UK:Alice Maud Marr, arrested for stealing door mats. Jailed for two weeks alonsgide family emmbers. Mediadrumimages/Tyne&WearArchives&Museums

By Alex Jones


COCKSURE, scared, or totally unphased: Mugshots of criminal teenagers dating back over 100 years ago capture a wide range of emotions as the juvenile offenders await their fate, hoping they wouldn’t have to serve their sentences alongside murderers, rapists and cutthroats.

Incredible photos, dating from 1902 to 1916, show the faces of troubled teens and pre-teens who have been hauled in for a wide range of petty crimes – ranging from stealing doormats to dine-and-dashing.

UK: 18-year-oldCharlotte Branney. Court report states: “Charlotte Branney (18), who hails from Murton Colliery, was formerly in domestic service with Ed. McHugh, eating-house keeper, New Quay, North Shields. On August 26th she obtained a day’s leave and, after she was gone, a jacket was missed from a stand in the hall. Next day she left altogether and so did a skirt from the bedroom. Charlotte was apprehended at Seaham Harbour and brought back to explain. This she did by pleading guilty to stealing the skirt but, as to the jacket, she said she only borrowed that for the afternoon. Being afraid of detection on her return she threw it over a fence near her mistresses’s house and it was gone the next morning.” Imprisoned for two weeks. Mediadrumimages/Tyne&WearArchives&Museums

The candid shots, featuring young offenders who were brought before the North Shields Police Court in Newcastle, show children as young as 12 standing before the police photographer – some shamefaced, some scared and others seemingly at peace with their misdemeanours.

If imprisoned the children would spend time in non-age-restricted prison, serving their sentences alongside all manner of nefarious and dangerous criminals.

UK: 14-year-old William Wade alias ‘Nursay’. Stole blankets and fish in two separate incidents. Spent four weeks in prison for his crimes. .Mediadrumimages/Tyne&WearArchives&Museums

In the Victorian era, which ended just before these young offenders were processed, children as young as ten who were caught breaking the law could find themselves thrown into prison with adult offenders, in the workhouse, or even facing deportation to Australia.

It was not until 1847 that the Juvenile Offenders Act was enacted, the first legislation to distinguish between adults and children for justice purposes. It allowed children under 14 to be tried for some lesser offences summarily in a magistrates’ court.

UK: 17-year-old 1)Alfred Yarrow. He stole one shirt and 4½ yards of cotton, value 4s 11d, from his mother, Jane Yarrow. He received six weeks in prison. Mediadrumimages/Tyne&WearArchives&Museums

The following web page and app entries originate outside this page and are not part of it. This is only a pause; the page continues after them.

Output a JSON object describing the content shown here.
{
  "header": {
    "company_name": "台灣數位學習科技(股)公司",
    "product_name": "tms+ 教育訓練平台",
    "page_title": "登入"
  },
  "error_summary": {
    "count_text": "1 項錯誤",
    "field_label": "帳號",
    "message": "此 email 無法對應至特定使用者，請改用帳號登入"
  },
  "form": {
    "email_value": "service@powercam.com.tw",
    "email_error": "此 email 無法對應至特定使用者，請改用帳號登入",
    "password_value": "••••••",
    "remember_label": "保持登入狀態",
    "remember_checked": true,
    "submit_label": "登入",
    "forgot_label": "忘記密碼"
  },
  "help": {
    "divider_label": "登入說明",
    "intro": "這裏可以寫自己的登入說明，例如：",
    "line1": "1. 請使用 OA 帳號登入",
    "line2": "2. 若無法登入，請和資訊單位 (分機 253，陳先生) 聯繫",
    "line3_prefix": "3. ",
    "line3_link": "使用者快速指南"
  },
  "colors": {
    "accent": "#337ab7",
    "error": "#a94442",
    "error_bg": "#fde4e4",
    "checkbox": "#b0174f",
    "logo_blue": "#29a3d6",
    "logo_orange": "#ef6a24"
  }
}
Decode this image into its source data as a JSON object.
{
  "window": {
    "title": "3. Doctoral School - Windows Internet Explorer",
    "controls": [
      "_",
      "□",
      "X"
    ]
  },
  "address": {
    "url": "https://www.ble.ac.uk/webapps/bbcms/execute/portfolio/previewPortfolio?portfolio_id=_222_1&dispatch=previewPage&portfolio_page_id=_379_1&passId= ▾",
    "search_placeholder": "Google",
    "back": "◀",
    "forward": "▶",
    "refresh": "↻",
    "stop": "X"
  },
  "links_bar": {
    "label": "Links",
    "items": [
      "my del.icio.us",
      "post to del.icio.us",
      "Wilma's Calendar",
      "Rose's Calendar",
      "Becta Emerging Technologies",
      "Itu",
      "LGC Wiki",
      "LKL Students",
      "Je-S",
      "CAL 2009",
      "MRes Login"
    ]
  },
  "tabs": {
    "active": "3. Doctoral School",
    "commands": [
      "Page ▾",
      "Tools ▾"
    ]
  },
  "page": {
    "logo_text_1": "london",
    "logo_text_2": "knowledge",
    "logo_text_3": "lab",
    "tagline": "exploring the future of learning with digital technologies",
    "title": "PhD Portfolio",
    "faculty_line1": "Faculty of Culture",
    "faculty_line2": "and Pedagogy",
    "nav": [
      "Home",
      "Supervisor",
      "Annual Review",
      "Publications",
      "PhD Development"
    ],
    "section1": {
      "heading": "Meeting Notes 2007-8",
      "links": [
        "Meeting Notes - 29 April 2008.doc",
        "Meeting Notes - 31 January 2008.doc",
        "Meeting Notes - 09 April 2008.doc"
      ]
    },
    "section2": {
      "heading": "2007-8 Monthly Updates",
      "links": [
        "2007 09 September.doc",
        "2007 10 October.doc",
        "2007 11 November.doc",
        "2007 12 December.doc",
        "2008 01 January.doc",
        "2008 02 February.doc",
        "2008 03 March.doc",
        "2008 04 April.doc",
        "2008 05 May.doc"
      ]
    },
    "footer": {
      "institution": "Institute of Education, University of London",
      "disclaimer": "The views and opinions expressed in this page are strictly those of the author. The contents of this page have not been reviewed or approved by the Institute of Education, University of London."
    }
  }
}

In 1854 the Youthful Offenders Act allowed courts to sentence children under 16 to a stint in a reformatory for between two and five years as an alternative to prison – but they must serve an initial 14 days in prison. That was the fate that awaited more of these perpetrators.

The next crucial law change took place in 1908 when the Children Act was brought into law. This legislation established a separate juvenile court for the first time dealing with both crime and welfare issues; abolished custody for children below 14 in the juvenile court; and introduced new short-term sentences for detention in police-run remand homes. Being whipped by a birch cane was still considered a viable punishment too.